[Start of section]
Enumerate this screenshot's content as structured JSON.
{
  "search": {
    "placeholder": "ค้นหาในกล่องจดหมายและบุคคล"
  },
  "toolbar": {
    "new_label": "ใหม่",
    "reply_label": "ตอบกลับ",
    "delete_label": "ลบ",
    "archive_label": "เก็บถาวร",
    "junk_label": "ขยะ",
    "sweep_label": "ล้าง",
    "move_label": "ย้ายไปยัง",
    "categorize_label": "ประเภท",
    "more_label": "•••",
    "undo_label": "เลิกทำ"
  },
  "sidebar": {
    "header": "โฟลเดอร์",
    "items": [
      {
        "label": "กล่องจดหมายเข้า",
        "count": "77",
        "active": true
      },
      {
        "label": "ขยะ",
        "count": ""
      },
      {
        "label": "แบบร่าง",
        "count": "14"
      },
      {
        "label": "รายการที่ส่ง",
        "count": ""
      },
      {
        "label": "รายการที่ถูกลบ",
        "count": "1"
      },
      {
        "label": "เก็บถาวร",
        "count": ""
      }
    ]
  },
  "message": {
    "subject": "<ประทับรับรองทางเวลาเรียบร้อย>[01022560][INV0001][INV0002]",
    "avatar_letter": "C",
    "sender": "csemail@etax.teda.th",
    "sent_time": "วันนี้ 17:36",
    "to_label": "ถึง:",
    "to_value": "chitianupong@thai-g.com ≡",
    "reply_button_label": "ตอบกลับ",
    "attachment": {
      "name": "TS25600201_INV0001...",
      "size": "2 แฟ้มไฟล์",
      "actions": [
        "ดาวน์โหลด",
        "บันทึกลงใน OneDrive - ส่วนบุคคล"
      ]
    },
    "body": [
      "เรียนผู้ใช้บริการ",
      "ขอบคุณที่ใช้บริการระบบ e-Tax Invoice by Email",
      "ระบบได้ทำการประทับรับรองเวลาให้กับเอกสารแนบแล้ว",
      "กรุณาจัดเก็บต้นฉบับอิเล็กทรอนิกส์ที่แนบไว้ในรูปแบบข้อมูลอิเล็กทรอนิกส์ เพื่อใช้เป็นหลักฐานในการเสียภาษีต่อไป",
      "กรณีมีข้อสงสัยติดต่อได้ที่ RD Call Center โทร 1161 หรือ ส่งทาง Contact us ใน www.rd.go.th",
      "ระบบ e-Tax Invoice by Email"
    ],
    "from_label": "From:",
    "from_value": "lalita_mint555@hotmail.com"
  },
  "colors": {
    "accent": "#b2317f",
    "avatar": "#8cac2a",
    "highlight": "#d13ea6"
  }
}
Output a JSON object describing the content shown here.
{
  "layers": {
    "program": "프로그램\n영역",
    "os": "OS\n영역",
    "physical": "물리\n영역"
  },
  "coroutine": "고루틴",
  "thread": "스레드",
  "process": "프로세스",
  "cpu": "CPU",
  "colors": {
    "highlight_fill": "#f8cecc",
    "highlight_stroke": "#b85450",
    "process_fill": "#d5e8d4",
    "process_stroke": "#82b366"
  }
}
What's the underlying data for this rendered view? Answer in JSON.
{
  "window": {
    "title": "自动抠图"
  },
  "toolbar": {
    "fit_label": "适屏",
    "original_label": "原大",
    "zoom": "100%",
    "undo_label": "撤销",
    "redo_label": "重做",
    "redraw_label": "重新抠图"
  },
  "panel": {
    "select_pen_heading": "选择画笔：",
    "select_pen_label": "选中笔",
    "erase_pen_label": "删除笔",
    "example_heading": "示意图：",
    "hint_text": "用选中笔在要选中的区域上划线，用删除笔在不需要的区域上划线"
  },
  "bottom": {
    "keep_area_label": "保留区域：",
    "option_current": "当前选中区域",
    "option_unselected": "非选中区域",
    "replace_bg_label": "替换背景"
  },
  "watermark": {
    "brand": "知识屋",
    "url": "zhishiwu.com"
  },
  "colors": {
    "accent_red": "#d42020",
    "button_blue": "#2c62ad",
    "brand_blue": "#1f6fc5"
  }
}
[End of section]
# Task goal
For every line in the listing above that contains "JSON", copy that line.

# Task result
Enumerate this screenshot's content as structured JSON.
Output a JSON object describing the content shown here.
What's the underlying data for this rendered view? Answer in JSON.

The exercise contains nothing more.